Of the 8,000 bottles recovered from the wreck of the SS Republic, over 1,500 examples represent food bottles, the third largest category excavated from the site (18.0% of the total). Included are a variety of pickled goods, sauces and preserved fruit. Most were retrieved empty, yet a number of examples still contain their original 19th-century contents: well-preserved chunks of pineapple and rhubarb, sliced peaches, blueberries and gooseberries, as well as perfectly preserved red, green and yellow chili peppers, some floating in a murky liquid, now contaminated with sea water and ocean deposits. Most of the bottles were shipped as cargo, bound for merchants in New Orleans and perhaps for further trans-shipment up the Mississippi to the Western Frontier.
The SS Republic carried an impressive cargo of what collectors today call "Cathedral Pickle" bottles, one of the earliest of the U.S. bottle styles strongly identified with foods. "Gothic" or cathedral-patterned bottles designed to emulate ornate church windows and arches, originated during the mid-19th century "Gothic Revival" era in America and Europe. The Gothic style, as it was called by glassmakers of the period, was a distinctly American invention produced in scores of different and often very subtle decorative designs. The elaborate patterns were an early and apparently successful attempt to use packaging to attract the eye of potential purchasers by stylistically emulating the already popular Victorian gothic design elements that were so fashionable at the time. They were also intended to effectively compete with similar imported English products sold in plainer bottles.
Pickles were not the only fare preserved in such bottles, but pickled vegetables and other preserved foods was a key staple in the 1800s, the equivalent to our modern-day salad. After being sold to the consumer, when emptied these bottles were often refilled with various contents as a means of a secondary storage.

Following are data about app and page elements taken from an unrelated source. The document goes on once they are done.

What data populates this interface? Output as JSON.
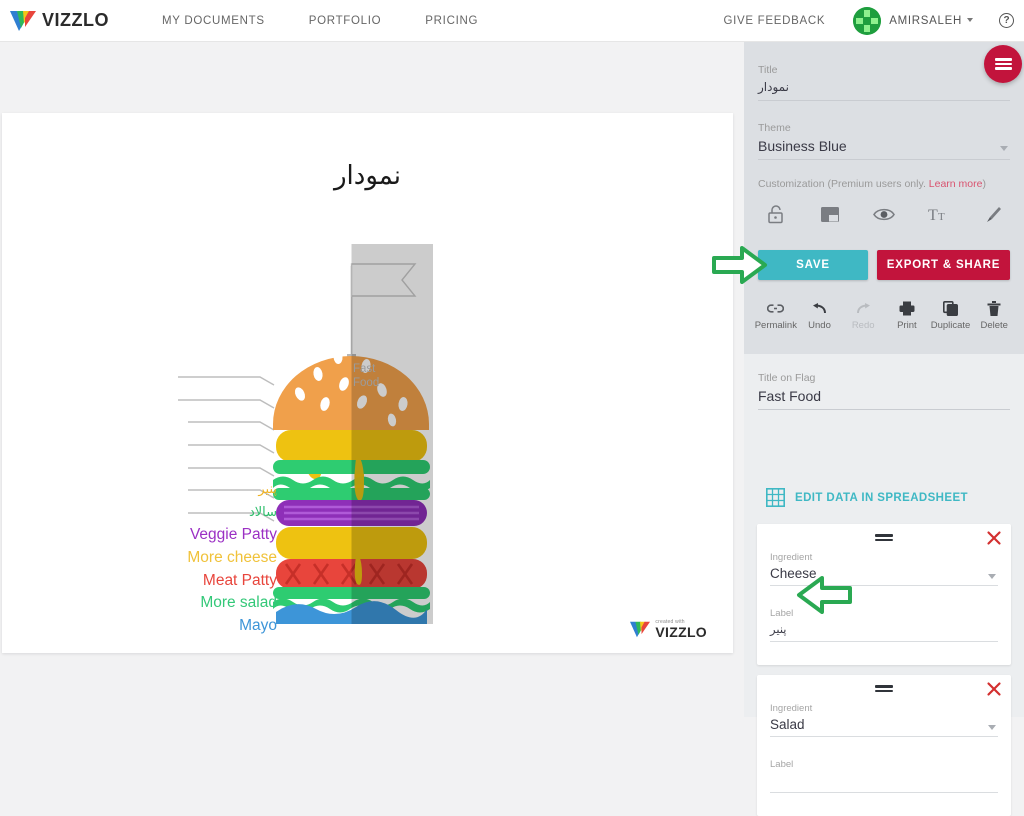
{
  "navbar": {
    "brand": "VIZZLO",
    "links": [
      {
        "label": "MY DOCUMENTS"
      },
      {
        "label": "PORTFOLIO"
      },
      {
        "label": "PRICING"
      }
    ],
    "feedback": "GIVE FEEDBACK",
    "username": "AMIRSALEH",
    "help_glyph": "?"
  },
  "chart": {
    "title": "نمودار",
    "flag_text": "Fast Food",
    "watermark_small": "created with",
    "watermark_big": "VIZZLO",
    "labels": [
      {
        "text": "پنیر",
        "color": "#f0b323",
        "rtl": true
      },
      {
        "text": "سالاد",
        "color": "#2ebd6b",
        "rtl": true
      },
      {
        "text": "Veggie Patty",
        "color": "#9b30c4",
        "rtl": false
      },
      {
        "text": "More cheese",
        "color": "#f0c23a",
        "rtl": false
      },
      {
        "text": "Meat Patty",
        "color": "#e8453c",
        "rtl": false
      },
      {
        "text": "More salad",
        "color": "#33c878",
        "rtl": false
      },
      {
        "text": "Mayo",
        "color": "#3d95d8",
        "rtl": false
      }
    ],
    "layer_colors": {
      "bun_top": "#f0a04b",
      "cheese": "#eec211",
      "salad": "#2ecc71",
      "veggie_patty": "#8e2fb8",
      "more_cheese": "#eec211",
      "meat_patty": "#e8453c",
      "more_salad": "#2ecc71",
      "mayo": "#3d95d8",
      "bun_bottom": "#f0a04b"
    }
  },
  "sidebar": {
    "title_field": {
      "label": "Title",
      "value": "نمودار"
    },
    "theme_field": {
      "label": "Theme",
      "value": "Business Blue"
    },
    "customization": {
      "note_prefix": "Customization (Premium users only. ",
      "learn_more": "Learn more",
      "note_suffix": ")",
      "icons": [
        {
          "name": "unlock-icon"
        },
        {
          "name": "layout-icon"
        },
        {
          "name": "eye-icon"
        },
        {
          "name": "text-size-icon"
        },
        {
          "name": "brush-icon"
        }
      ]
    },
    "save_label": "SAVE",
    "export_label": "EXPORT & SHARE",
    "tools": [
      {
        "label": "Permalink",
        "icon": "link-icon",
        "disabled": false
      },
      {
        "label": "Undo",
        "icon": "undo-icon",
        "disabled": false
      },
      {
        "label": "Redo",
        "icon": "redo-icon",
        "disabled": true
      },
      {
        "label": "Print",
        "icon": "printer-icon",
        "disabled": false
      },
      {
        "label": "Duplicate",
        "icon": "copy-icon",
        "disabled": false
      },
      {
        "label": "Delete",
        "icon": "trash-icon",
        "disabled": false
      }
    ],
    "flag_title_field": {
      "label": "Title on Flag",
      "value": "Fast Food"
    },
    "spreadsheet_link": "EDIT DATA IN SPREADSHEET",
    "cards": [
      {
        "ingredient_label": "Ingredient",
        "ingredient_value": "Cheese",
        "label_label": "Label",
        "label_value": "پنیر"
      },
      {
        "ingredient_label": "Ingredient",
        "ingredient_value": "Salad",
        "label_label": "Label",
        "label_value": ""
      }
    ],
    "accent_teal": "#3fb8c4",
    "accent_red": "#c2143c",
    "annotation_green": "#2aa952"
  }
}
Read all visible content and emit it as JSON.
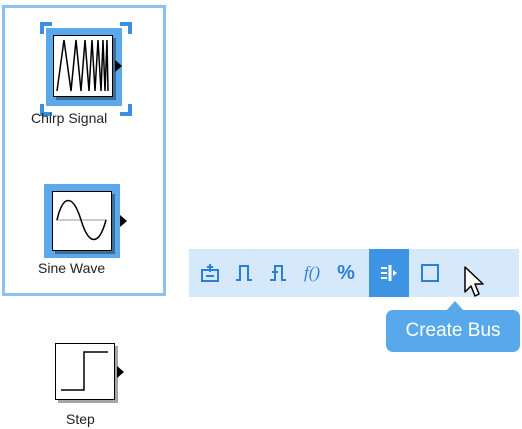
{
  "blocks": {
    "chirp": {
      "label": "Chirp Signal"
    },
    "sine": {
      "label": "Sine Wave"
    },
    "step": {
      "label": "Step"
    }
  },
  "toolbar": {
    "items": [
      {
        "name": "bus-element-icon",
        "glyph": "⏚"
      },
      {
        "name": "pulse-icon",
        "glyph": "⎍"
      },
      {
        "name": "step-pulse-icon",
        "glyph": "⎍"
      },
      {
        "name": "function-icon",
        "glyph": "f()"
      },
      {
        "name": "percent-icon",
        "glyph": "%"
      },
      {
        "name": "create-bus-icon",
        "glyph": "⫶"
      },
      {
        "name": "subsystem-icon",
        "glyph": "☐"
      }
    ],
    "active_index": 5
  },
  "tooltip": {
    "text": "Create Bus"
  },
  "colors": {
    "selection": "#8cc2ef",
    "highlight": "#5ba8ea",
    "toolbar_bg": "#d6e9fa",
    "toolbar_icon": "#2b7fd6",
    "active": "#3e93e3"
  }
}
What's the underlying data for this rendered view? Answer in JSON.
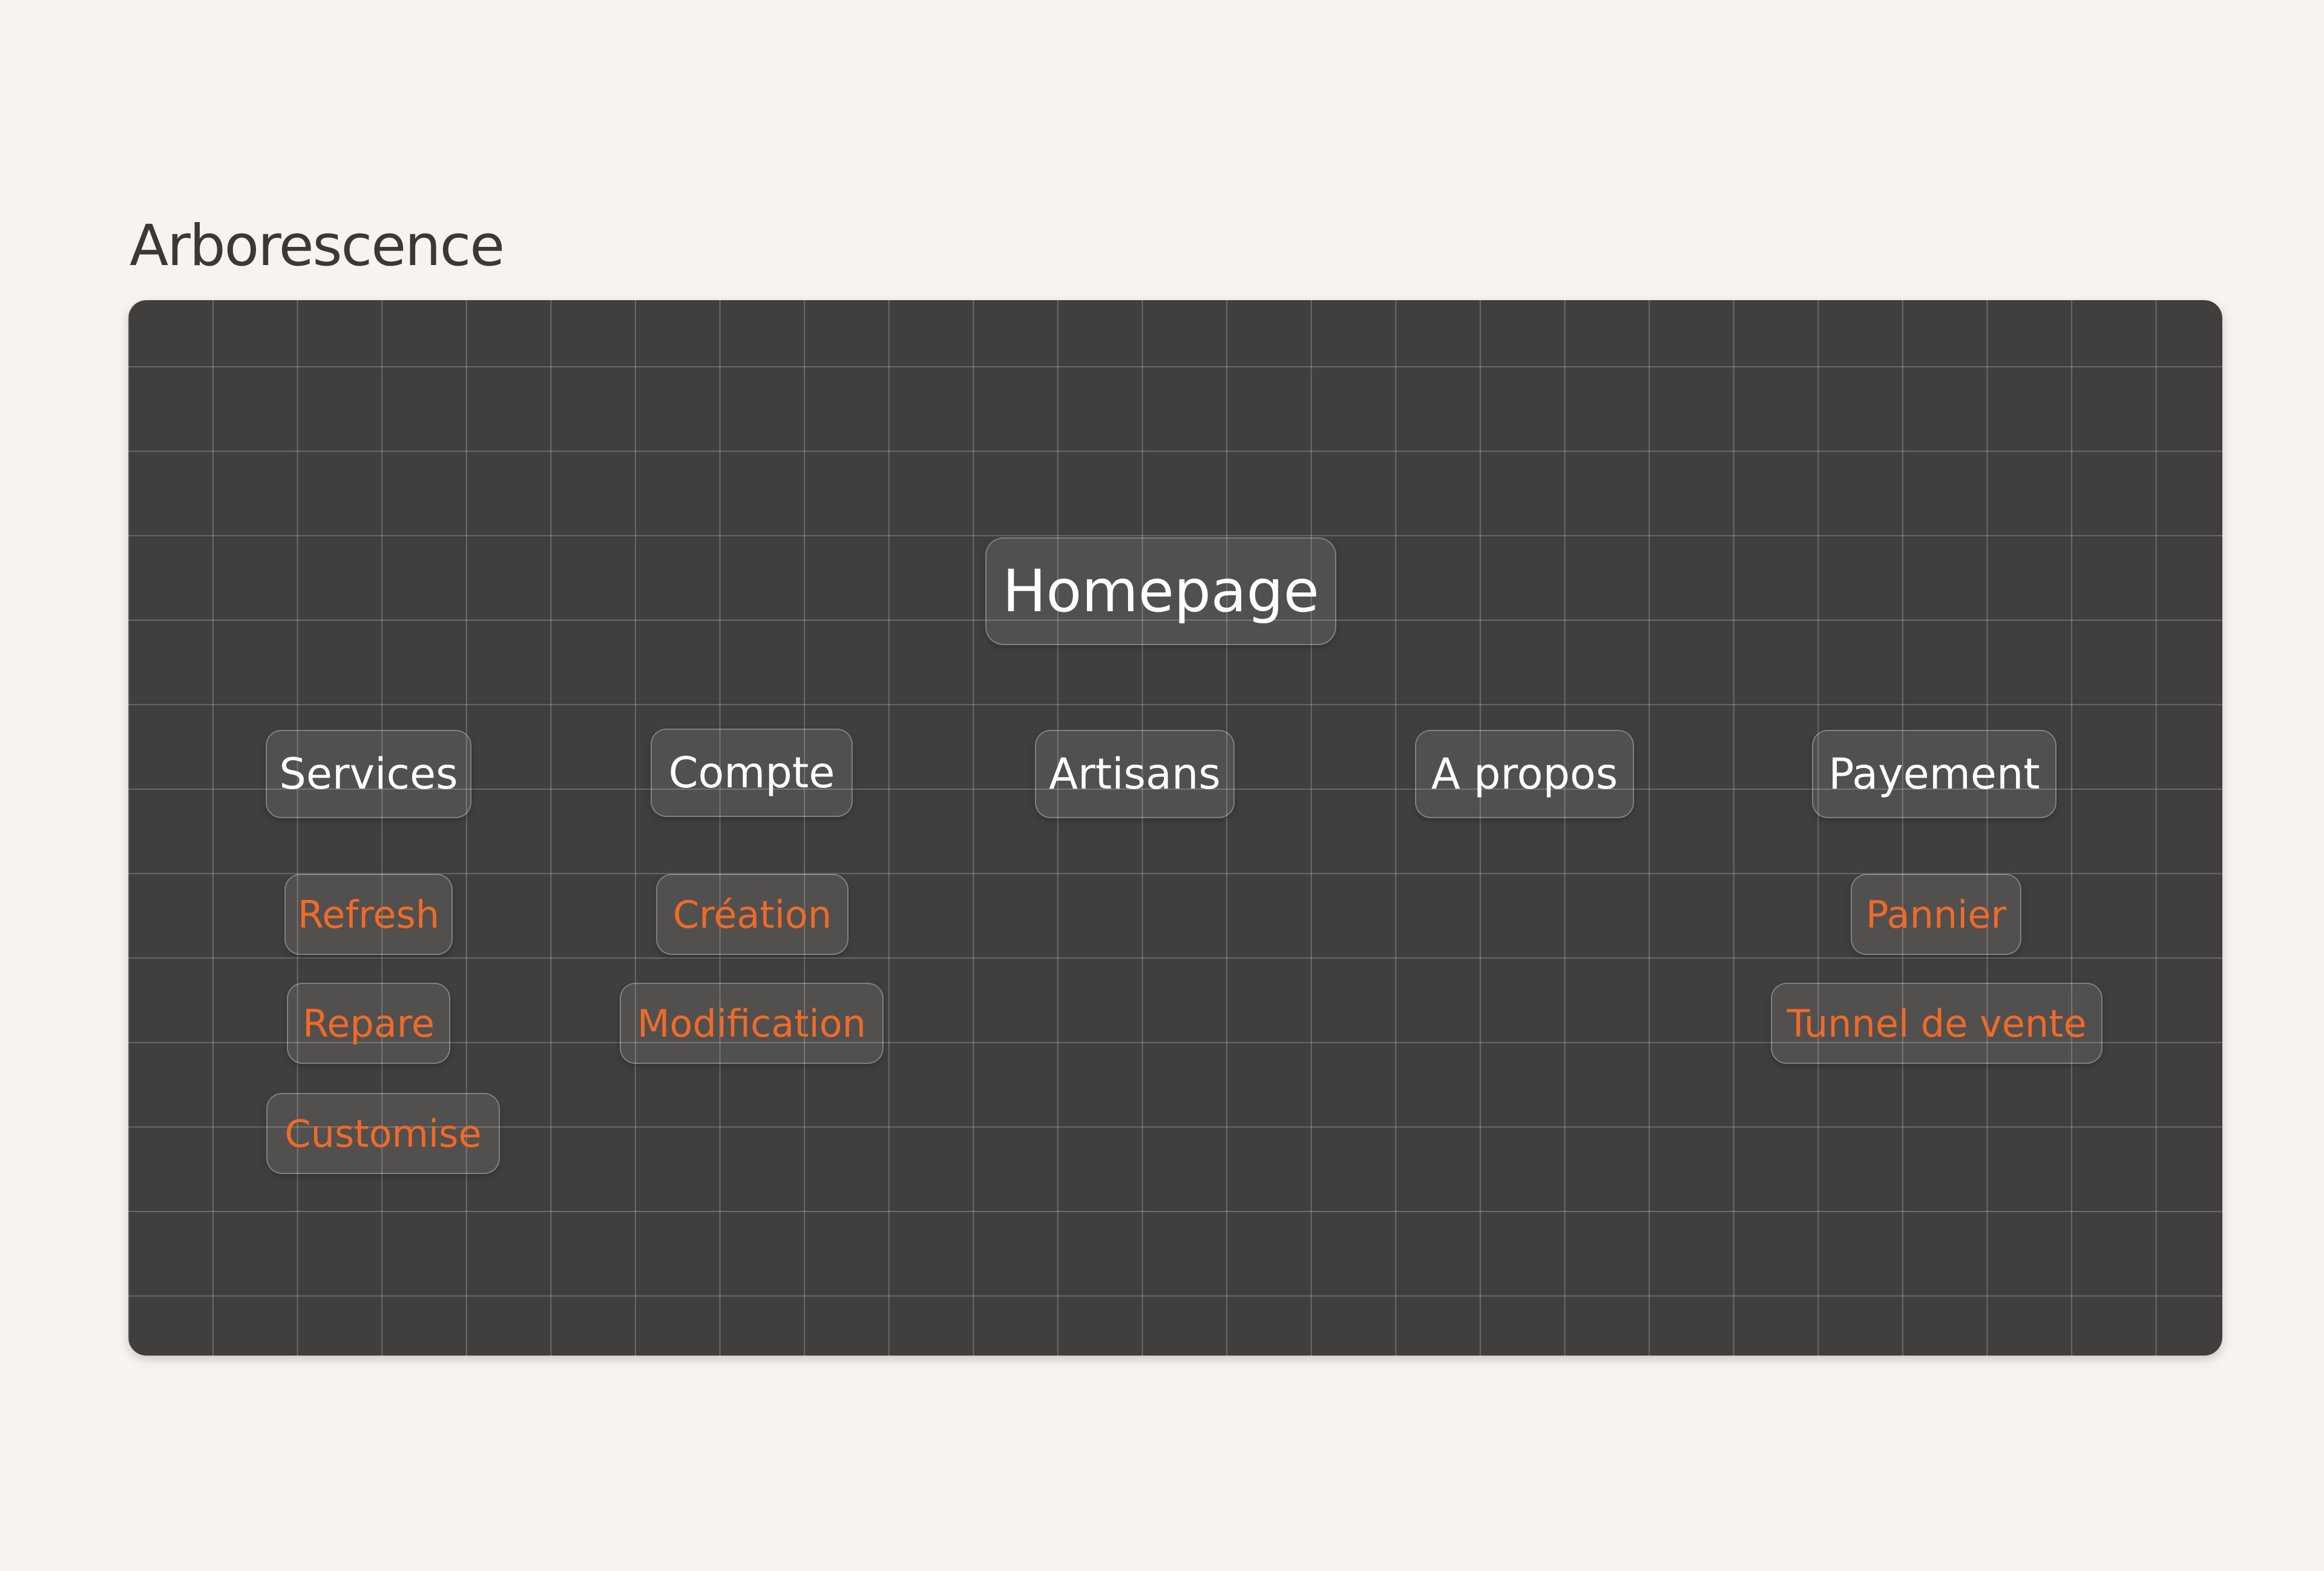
{
  "title": "Arborescence",
  "tree": {
    "root": "Homepage",
    "sections": [
      {
        "label": "Services",
        "children": [
          "Refresh",
          "Repare",
          "Customise"
        ]
      },
      {
        "label": "Compte",
        "children": [
          "Création",
          "Modification"
        ]
      },
      {
        "label": "Artisans",
        "children": []
      },
      {
        "label": "A propos",
        "children": []
      },
      {
        "label": "Payement",
        "children": [
          "Pannier",
          "Tunnel de vente"
        ]
      }
    ]
  },
  "colors": {
    "background": "#f8f3ef",
    "board": "#403f3d",
    "section_text": "#ffffff",
    "sub_text": "#f06a28"
  }
}
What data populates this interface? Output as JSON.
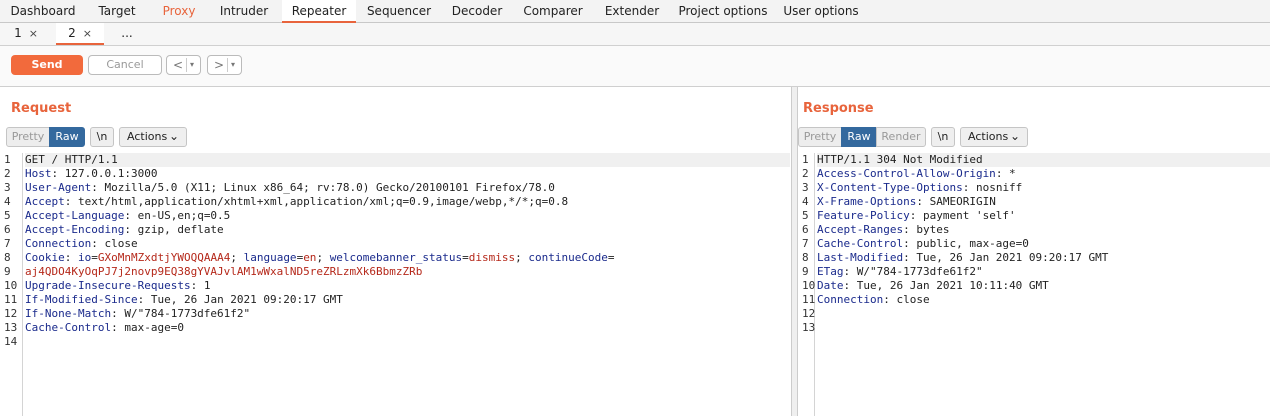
{
  "top_tabs": [
    "Dashboard",
    "Target",
    "Proxy",
    "Intruder",
    "Repeater",
    "Sequencer",
    "Decoder",
    "Comparer",
    "Extender",
    "Project options",
    "User options"
  ],
  "sub_tabs": [
    {
      "label": "1",
      "close": "×"
    },
    {
      "label": "2",
      "close": "×"
    },
    {
      "label": "..."
    }
  ],
  "toolbar": {
    "send": "Send",
    "cancel": "Cancel",
    "back": "<",
    "forward": ">",
    "dropdown": "▾"
  },
  "request": {
    "title": "Request",
    "tools": {
      "pretty": "Pretty",
      "raw": "Raw",
      "newline": "\\n",
      "actions": "Actions"
    },
    "line_numbers": [
      "1",
      "2",
      "3",
      "4",
      "5",
      "6",
      "7",
      "8",
      "9",
      "10",
      "11",
      "12",
      "13",
      "14"
    ],
    "lines": [
      {
        "value": "GET / HTTP/1.1"
      },
      {
        "key": "Host",
        "value": ": 127.0.0.1:3000"
      },
      {
        "key": "User-Agent",
        "value": ": Mozilla/5.0 (X11; Linux x86_64; rv:78.0) Gecko/20100101 Firefox/78.0"
      },
      {
        "key": "Accept",
        "value": ": text/html,application/xhtml+xml,application/xml;q=0.9,image/webp,*/*;q=0.8"
      },
      {
        "key": "Accept-Language",
        "value": ": en-US,en;q=0.5"
      },
      {
        "key": "Accept-Encoding",
        "value": ": gzip, deflate"
      },
      {
        "key": "Connection",
        "value": ": close"
      },
      {
        "key": "Cookie",
        "value": ": "
      },
      {
        "value": "aj4QDO4KyOqPJ7j2novp9EQ38gYVAJvlAM1wWxalND5reZRLzmXk6BbmzZRb"
      },
      {
        "key": "Upgrade-Insecure-Requests",
        "value": ": 1"
      },
      {
        "key": "If-Modified-Since",
        "value": ": Tue, 26 Jan 2021 09:20:17 GMT"
      },
      {
        "key": "If-None-Match",
        "value": ": W/\"784-1773dfe61f2\""
      },
      {
        "key": "Cache-Control",
        "value": ": max-age=0"
      },
      {
        "value": ""
      }
    ],
    "cookies": [
      {
        "name": "io",
        "eq": "=",
        "value": "GXoMnMZxdtjYWOQQAAA4",
        "sep": "; "
      },
      {
        "name": "language",
        "eq": "=",
        "value": "en",
        "sep": "; "
      },
      {
        "name": "welcomebanner_status",
        "eq": "=",
        "value": "dismiss",
        "sep": "; "
      },
      {
        "name": "continueCode",
        "eq": "=",
        "value": "",
        "sep": ""
      }
    ]
  },
  "response": {
    "title": "Response",
    "tools": {
      "pretty": "Pretty",
      "raw": "Raw",
      "render": "Render",
      "newline": "\\n",
      "actions": "Actions"
    },
    "line_numbers": [
      "1",
      "2",
      "3",
      "4",
      "5",
      "6",
      "7",
      "8",
      "9",
      "10",
      "11",
      "12",
      "13"
    ],
    "lines": [
      {
        "value": "HTTP/1.1 304 Not Modified"
      },
      {
        "key": "Access-Control-Allow-Origin",
        "value": ": *"
      },
      {
        "key": "X-Content-Type-Options",
        "value": ": nosniff"
      },
      {
        "key": "X-Frame-Options",
        "value": ": SAMEORIGIN"
      },
      {
        "key": "Feature-Policy",
        "value": ": payment 'self'"
      },
      {
        "key": "Accept-Ranges",
        "value": ": bytes"
      },
      {
        "key": "Cache-Control",
        "value": ": public, max-age=0"
      },
      {
        "key": "Last-Modified",
        "value": ": Tue, 26 Jan 2021 09:20:17 GMT"
      },
      {
        "key": "ETag",
        "value": ": W/\"784-1773dfe61f2\""
      },
      {
        "key": "Date",
        "value": ": Tue, 26 Jan 2021 10:11:40 GMT"
      },
      {
        "key": "Connection",
        "value": ": close"
      },
      {
        "value": ""
      },
      {
        "value": ""
      }
    ]
  },
  "colors": {
    "accent": "#e8643c",
    "selected": "#34699e",
    "header_key": "#1a2a8c",
    "cookie_value": "#b5281a"
  }
}
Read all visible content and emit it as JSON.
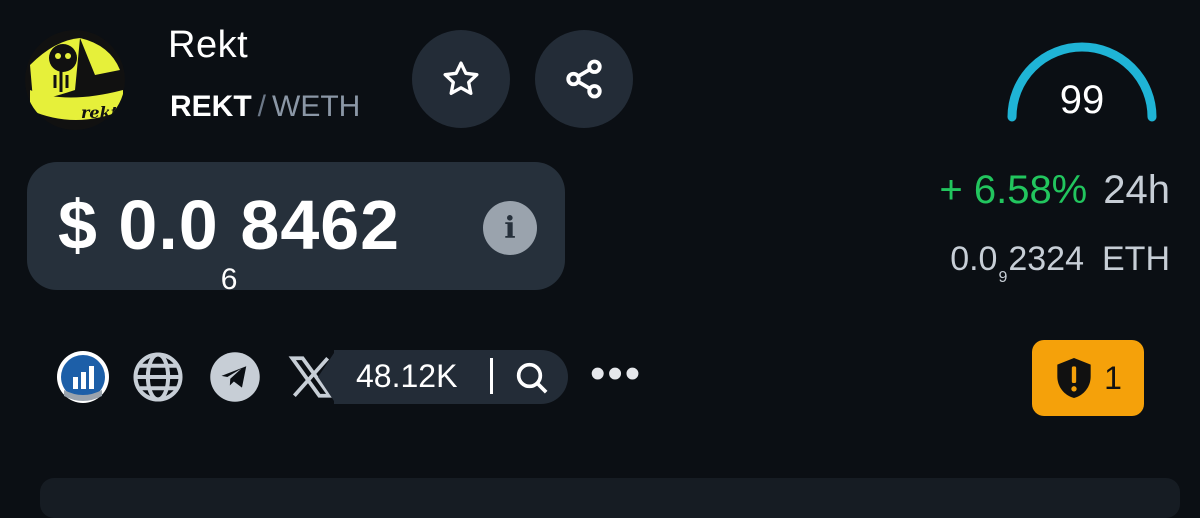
{
  "token": {
    "name": "Rekt",
    "base_symbol": "REKT",
    "separator": "/",
    "quote_symbol": "WETH",
    "avatar_text": "rekt"
  },
  "actions": {
    "favorite_icon": "star-icon",
    "share_icon": "share-icon"
  },
  "price": {
    "currency": "$",
    "prefix": "0.0",
    "zero_count": "6",
    "digits": "8462",
    "info_icon": "info-icon"
  },
  "score": {
    "value": "99",
    "fraction": 0.99,
    "color": "#1fb4d6"
  },
  "change": {
    "percent": "+ 6.58%",
    "period": "24h",
    "color": "#22c55e"
  },
  "eth_price": {
    "prefix": "0.0",
    "zero_count": "9",
    "digits": "2324",
    "unit": "ETH"
  },
  "links": {
    "icons": [
      "chart-icon",
      "globe-icon",
      "telegram-icon",
      "x-icon"
    ],
    "followers": "48.12K",
    "search_icon": "search-icon",
    "more_icon": "more-icon",
    "more_text": "•••"
  },
  "warnings": {
    "count": "1",
    "icon": "shield-warning-icon",
    "color": "#f5a10a"
  }
}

Well over 100 Cathedral Pickle bottles were recovered from the wreck site in four distinct sizes. The majority of the examples have a distinctive cross-hatch pattern, while a three berry design is present on over a dozen samples including the bottle shown here. A few unique samples feature a diamond motif. Three sides of each bottle have fancy arches framing ornately embossed panels, while the fourth side was left smooth for a product label. Such bottles typically ranged in size from a half pint to a gallon. The Republic bottles feature subtle shades of aquamarine, including examples that exhibit deeper hues of green. Some of these containers hold the eroded remnants of their original cork stoppers, which may at one time have been covered with coal tar and a plain foil seal. The bottles were made in two-piece molds, and were found on the wreck site in four sizes. This bottle type was used by food companies such as W.D. Smith, William Underwood and W.K. Lewis, although the Republic examples are now missing their company and product labels.